== What to do ==
One number is the full answer: how many lines in the records contain the word "label"?

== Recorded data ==
====================

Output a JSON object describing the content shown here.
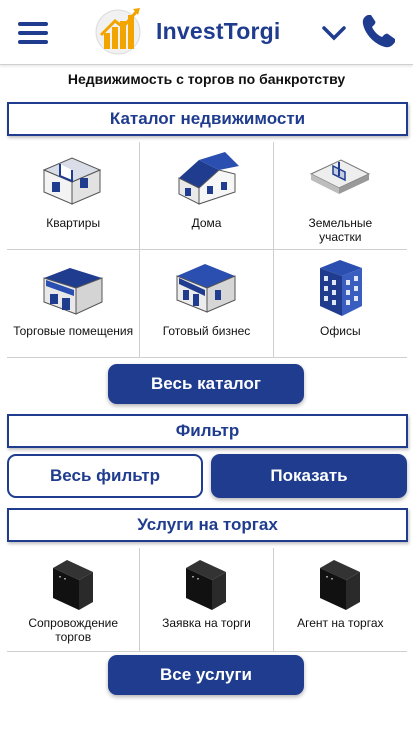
{
  "header": {
    "brand": "InvestTorgi",
    "menu_icon": "hamburger-menu-icon",
    "logo_icon": "bar-chart-arrow-logo",
    "expand_icon": "chevron-down-icon",
    "phone_icon": "phone-icon",
    "accent": "#1f3c8f"
  },
  "subtitle": "Недвижимость с торгов по банкротству",
  "catalog": {
    "title": "Каталог недвижимости",
    "items": [
      {
        "label": "Квартиры",
        "icon": "apartment-icon"
      },
      {
        "label": "Дома",
        "icon": "house-icon"
      },
      {
        "label": "Земельные\nучастки",
        "icon": "land-plot-icon"
      },
      {
        "label": "Торговые помещения",
        "icon": "shop-icon"
      },
      {
        "label": "Готовый бизнес",
        "icon": "cafe-business-icon"
      },
      {
        "label": "Офисы",
        "icon": "office-building-icon"
      }
    ],
    "all_button": "Весь каталог"
  },
  "filter": {
    "title": "Фильтр",
    "all_button": "Весь фильтр",
    "show_button": "Показать"
  },
  "services": {
    "title": "Услуги на торгах",
    "items": [
      {
        "label": "Сопровождение\nторгов",
        "icon": "black-box-icon"
      },
      {
        "label": "Заявка на торги",
        "icon": "black-box-icon"
      },
      {
        "label": "Агент на торгах",
        "icon": "black-box-icon"
      }
    ],
    "all_button": "Все услуги"
  }
}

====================

== Response to this task ==
9